Element data from apps and pages

——————————

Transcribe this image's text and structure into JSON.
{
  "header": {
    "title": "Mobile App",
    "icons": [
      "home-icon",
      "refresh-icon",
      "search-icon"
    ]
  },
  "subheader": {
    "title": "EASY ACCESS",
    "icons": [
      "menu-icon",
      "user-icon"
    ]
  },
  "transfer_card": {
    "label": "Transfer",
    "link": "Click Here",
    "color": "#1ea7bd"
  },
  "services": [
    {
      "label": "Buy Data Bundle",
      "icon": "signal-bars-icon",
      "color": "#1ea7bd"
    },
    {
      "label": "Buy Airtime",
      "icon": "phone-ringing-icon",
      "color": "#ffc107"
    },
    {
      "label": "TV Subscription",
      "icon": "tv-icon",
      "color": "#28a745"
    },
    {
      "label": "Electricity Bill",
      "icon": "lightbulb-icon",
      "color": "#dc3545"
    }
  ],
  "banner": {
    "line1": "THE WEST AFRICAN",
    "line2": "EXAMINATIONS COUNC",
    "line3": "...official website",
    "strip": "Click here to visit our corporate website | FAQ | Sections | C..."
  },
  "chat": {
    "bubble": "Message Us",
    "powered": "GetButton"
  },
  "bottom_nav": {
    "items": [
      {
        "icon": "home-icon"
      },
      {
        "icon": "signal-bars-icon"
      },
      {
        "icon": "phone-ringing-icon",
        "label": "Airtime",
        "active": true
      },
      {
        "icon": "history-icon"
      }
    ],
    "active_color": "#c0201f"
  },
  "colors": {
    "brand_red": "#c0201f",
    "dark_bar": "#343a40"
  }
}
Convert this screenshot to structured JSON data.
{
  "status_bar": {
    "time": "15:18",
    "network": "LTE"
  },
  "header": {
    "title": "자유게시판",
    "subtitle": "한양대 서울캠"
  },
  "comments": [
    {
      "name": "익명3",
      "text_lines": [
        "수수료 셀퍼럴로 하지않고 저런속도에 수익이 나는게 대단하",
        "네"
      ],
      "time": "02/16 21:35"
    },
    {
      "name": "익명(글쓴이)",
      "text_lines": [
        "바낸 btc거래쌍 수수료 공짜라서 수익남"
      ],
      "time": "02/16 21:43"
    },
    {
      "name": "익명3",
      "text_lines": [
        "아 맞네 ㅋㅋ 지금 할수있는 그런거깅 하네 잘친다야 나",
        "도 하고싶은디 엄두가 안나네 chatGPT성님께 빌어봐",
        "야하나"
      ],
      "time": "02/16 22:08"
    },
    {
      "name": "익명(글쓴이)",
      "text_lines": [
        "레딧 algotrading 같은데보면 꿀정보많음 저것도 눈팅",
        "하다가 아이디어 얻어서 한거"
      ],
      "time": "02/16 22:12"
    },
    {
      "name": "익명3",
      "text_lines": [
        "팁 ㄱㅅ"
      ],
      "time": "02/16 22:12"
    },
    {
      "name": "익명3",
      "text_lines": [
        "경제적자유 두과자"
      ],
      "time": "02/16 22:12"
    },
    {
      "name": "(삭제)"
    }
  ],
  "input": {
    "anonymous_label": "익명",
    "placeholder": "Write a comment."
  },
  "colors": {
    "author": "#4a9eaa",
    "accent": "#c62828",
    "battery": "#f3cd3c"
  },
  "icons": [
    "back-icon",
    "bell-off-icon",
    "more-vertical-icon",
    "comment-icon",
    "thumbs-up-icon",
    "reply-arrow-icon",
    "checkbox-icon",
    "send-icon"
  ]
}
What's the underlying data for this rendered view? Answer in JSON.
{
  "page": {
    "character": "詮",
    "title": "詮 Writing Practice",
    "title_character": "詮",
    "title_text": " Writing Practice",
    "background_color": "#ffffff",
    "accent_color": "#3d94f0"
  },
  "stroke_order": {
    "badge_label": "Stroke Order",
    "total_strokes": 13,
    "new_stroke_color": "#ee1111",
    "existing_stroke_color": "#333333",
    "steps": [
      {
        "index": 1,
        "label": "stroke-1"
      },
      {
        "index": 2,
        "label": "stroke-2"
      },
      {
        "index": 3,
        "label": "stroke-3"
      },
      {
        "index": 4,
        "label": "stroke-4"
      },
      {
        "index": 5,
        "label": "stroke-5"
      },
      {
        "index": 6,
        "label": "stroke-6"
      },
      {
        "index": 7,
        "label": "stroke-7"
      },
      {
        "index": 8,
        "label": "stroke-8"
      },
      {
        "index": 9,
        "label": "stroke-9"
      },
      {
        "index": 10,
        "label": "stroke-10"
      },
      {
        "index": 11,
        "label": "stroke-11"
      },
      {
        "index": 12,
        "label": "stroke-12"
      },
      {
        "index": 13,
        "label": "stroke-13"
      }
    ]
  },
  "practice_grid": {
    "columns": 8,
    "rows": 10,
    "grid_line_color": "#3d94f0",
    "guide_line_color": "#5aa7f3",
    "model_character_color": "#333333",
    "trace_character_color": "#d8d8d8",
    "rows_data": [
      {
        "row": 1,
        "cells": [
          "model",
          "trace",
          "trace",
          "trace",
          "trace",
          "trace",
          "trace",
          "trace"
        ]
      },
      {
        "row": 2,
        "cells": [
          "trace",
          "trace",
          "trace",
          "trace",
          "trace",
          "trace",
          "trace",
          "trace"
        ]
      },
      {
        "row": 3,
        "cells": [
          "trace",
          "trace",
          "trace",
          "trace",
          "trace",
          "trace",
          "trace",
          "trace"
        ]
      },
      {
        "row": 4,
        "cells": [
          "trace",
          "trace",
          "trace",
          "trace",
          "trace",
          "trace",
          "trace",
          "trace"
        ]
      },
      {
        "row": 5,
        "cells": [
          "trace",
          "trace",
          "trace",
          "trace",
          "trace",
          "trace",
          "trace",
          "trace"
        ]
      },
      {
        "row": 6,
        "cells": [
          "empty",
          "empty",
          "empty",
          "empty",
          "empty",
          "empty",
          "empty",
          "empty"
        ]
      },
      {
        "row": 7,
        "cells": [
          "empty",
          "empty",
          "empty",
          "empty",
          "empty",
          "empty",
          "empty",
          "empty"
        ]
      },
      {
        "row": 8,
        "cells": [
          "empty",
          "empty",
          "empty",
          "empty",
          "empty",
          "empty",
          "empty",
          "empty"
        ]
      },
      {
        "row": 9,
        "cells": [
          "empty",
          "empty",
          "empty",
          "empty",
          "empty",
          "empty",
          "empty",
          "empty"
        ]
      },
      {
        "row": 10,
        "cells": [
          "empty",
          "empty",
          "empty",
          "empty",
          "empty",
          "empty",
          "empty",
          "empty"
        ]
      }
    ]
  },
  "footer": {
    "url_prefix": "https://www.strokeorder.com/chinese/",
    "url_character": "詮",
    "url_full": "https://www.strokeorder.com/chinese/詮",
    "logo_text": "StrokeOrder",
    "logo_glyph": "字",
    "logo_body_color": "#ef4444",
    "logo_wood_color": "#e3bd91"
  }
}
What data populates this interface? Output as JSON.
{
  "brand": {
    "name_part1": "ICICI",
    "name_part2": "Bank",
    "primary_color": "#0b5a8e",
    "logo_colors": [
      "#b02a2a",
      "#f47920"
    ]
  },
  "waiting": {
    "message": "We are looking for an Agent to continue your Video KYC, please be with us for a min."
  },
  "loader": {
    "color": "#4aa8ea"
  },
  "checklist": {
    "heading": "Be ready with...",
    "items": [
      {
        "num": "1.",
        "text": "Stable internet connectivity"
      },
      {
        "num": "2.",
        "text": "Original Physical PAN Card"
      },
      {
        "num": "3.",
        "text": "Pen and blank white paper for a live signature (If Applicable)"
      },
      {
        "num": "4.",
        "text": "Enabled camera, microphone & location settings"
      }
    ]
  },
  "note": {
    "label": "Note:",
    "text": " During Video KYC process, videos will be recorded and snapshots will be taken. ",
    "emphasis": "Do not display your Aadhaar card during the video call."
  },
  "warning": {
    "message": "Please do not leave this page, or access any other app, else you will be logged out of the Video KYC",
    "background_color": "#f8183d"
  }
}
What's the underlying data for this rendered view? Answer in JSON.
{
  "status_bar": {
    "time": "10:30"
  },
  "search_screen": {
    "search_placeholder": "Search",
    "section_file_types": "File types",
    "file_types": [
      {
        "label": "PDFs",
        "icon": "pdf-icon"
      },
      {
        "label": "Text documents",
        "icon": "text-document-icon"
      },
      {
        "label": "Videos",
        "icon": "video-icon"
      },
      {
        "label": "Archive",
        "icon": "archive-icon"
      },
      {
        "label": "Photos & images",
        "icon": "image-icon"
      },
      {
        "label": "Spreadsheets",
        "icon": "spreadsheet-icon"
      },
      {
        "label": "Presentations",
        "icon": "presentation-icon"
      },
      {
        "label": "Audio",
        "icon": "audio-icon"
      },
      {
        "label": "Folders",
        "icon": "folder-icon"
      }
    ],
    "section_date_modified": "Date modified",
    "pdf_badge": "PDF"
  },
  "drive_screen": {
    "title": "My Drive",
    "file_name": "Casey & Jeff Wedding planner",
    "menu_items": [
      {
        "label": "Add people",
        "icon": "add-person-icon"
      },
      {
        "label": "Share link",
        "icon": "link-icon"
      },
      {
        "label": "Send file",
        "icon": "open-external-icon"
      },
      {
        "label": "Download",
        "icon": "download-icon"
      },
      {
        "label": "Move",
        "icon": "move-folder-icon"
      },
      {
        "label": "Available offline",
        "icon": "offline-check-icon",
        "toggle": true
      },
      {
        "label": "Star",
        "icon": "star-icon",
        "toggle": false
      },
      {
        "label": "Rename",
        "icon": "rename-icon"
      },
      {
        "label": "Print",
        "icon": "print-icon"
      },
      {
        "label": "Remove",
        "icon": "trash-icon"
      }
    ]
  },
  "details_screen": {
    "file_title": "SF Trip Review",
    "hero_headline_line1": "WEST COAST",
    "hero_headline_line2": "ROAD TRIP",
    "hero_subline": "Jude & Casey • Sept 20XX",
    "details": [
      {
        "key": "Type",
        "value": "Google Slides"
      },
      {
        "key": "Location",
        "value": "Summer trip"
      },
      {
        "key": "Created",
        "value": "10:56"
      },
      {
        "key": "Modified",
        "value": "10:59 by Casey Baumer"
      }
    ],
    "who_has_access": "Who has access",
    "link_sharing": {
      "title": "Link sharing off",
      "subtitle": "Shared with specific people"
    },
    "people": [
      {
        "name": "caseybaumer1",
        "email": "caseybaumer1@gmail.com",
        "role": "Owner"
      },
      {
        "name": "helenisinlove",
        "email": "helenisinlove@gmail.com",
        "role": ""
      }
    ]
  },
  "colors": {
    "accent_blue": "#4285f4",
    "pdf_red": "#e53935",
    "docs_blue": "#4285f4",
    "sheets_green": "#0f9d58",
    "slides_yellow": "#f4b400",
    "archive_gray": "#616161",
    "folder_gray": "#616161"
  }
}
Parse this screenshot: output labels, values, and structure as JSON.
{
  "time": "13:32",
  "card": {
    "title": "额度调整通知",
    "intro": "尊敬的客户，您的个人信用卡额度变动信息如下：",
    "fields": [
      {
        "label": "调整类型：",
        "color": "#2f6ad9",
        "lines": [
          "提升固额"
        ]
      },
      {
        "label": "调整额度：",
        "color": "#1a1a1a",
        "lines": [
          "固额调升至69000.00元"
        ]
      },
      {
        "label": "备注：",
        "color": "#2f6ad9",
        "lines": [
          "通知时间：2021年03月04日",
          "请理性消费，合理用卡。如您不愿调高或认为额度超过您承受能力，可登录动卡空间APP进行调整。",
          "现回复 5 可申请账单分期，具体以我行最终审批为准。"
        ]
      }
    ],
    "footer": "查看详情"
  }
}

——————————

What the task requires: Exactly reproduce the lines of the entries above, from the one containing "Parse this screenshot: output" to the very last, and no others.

Exercise result:
Parse this screenshot: output labels, values, and structure as JSON.
{
  "time": "13:32",
  "card": {
    "title": "额度调整通知",
    "intro": "尊敬的客户，您的个人信用卡额度变动信息如下：",
    "fields": [
      {
        "label": "调整类型：",
        "color": "#2f6ad9",
        "lines": [
          "提升固额"
        ]
      },
      {
        "label": "调整额度：",
        "color": "#1a1a1a",
        "lines": [
          "固额调升至69000.00元"
        ]
      },
      {
        "label": "备注：",
        "color": "#2f6ad9",
        "lines": [
          "通知时间：2021年03月04日",
          "请理性消费，合理用卡。如您不愿调高或认为额度超过您承受能力，可登录动卡空间APP进行调整。",
          "现回复 5 可申请账单分期，具体以我行最终审批为准。"
        ]
      }
    ],
    "footer": "查看详情"
  }
}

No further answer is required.